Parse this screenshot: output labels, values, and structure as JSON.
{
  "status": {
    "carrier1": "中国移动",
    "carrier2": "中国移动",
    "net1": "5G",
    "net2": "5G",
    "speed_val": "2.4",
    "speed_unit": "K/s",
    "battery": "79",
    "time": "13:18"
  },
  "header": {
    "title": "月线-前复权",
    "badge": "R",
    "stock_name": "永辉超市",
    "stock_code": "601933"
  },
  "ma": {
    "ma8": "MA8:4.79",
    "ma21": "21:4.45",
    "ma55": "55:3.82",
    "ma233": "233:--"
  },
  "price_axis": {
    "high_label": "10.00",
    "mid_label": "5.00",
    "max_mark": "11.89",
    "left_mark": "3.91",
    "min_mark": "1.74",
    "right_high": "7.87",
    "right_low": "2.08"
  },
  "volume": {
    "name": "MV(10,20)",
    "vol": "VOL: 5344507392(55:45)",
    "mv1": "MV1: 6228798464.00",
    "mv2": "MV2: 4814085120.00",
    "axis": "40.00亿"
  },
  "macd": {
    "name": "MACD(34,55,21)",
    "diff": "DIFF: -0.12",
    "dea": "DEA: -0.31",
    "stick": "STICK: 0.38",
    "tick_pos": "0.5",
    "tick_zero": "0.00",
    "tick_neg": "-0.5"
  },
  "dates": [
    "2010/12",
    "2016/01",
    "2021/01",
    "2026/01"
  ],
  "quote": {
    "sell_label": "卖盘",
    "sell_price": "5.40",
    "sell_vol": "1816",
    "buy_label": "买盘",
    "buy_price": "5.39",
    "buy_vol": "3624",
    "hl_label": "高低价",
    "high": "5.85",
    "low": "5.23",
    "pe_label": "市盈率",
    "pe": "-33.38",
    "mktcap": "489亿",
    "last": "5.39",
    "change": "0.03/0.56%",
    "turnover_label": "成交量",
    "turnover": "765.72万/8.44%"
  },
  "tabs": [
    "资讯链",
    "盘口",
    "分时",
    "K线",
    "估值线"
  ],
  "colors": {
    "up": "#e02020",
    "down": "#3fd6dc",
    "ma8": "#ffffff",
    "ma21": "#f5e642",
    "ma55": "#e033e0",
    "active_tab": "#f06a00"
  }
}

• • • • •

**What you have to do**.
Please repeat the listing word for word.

**Exercise solution**.
Parse this screenshot: output labels, values, and structure as JSON.
{
  "status": {
    "carrier1": "中国移动",
    "carrier2": "中国移动",
    "net1": "5G",
    "net2": "5G",
    "speed_val": "2.4",
    "speed_unit": "K/s",
    "battery": "79",
    "time": "13:18"
  },
  "header": {
    "title": "月线-前复权",
    "badge": "R",
    "stock_name": "永辉超市",
    "stock_code": "601933"
  },
  "ma": {
    "ma8": "MA8:4.79",
    "ma21": "21:4.45",
    "ma55": "55:3.82",
    "ma233": "233:--"
  },
  "price_axis": {
    "high_label": "10.00",
    "mid_label": "5.00",
    "max_mark": "11.89",
    "left_mark": "3.91",
    "min_mark": "1.74",
    "right_high": "7.87",
    "right_low": "2.08"
  },
  "volume": {
    "name": "MV(10,20)",
    "vol": "VOL: 5344507392(55:45)",
    "mv1": "MV1: 6228798464.00",
    "mv2": "MV2: 4814085120.00",
    "axis": "40.00亿"
  },
  "macd": {
    "name": "MACD(34,55,21)",
    "diff": "DIFF: -0.12",
    "dea": "DEA: -0.31",
    "stick": "STICK: 0.38",
    "tick_pos": "0.5",
    "tick_zero": "0.00",
    "tick_neg": "-0.5"
  },
  "dates": [
    "2010/12",
    "2016/01",
    "2021/01",
    "2026/01"
  ],
  "quote": {
    "sell_label": "卖盘",
    "sell_price": "5.40",
    "sell_vol": "1816",
    "buy_label": "买盘",
    "buy_price": "5.39",
    "buy_vol": "3624",
    "hl_label": "高低价",
    "high": "5.85",
    "low": "5.23",
    "pe_label": "市盈率",
    "pe": "-33.38",
    "mktcap": "489亿",
    "last": "5.39",
    "change": "0.03/0.56%",
    "turnover_label": "成交量",
    "turnover": "765.72万/8.44%"
  },
  "tabs": [
    "资讯链",
    "盘口",
    "分时",
    "K线",
    "估值线"
  ],
  "colors": {
    "up": "#e02020",
    "down": "#3fd6dc",
    "ma8": "#ffffff",
    "ma21": "#f5e642",
    "ma55": "#e033e0",
    "active_tab": "#f06a00"
  }
}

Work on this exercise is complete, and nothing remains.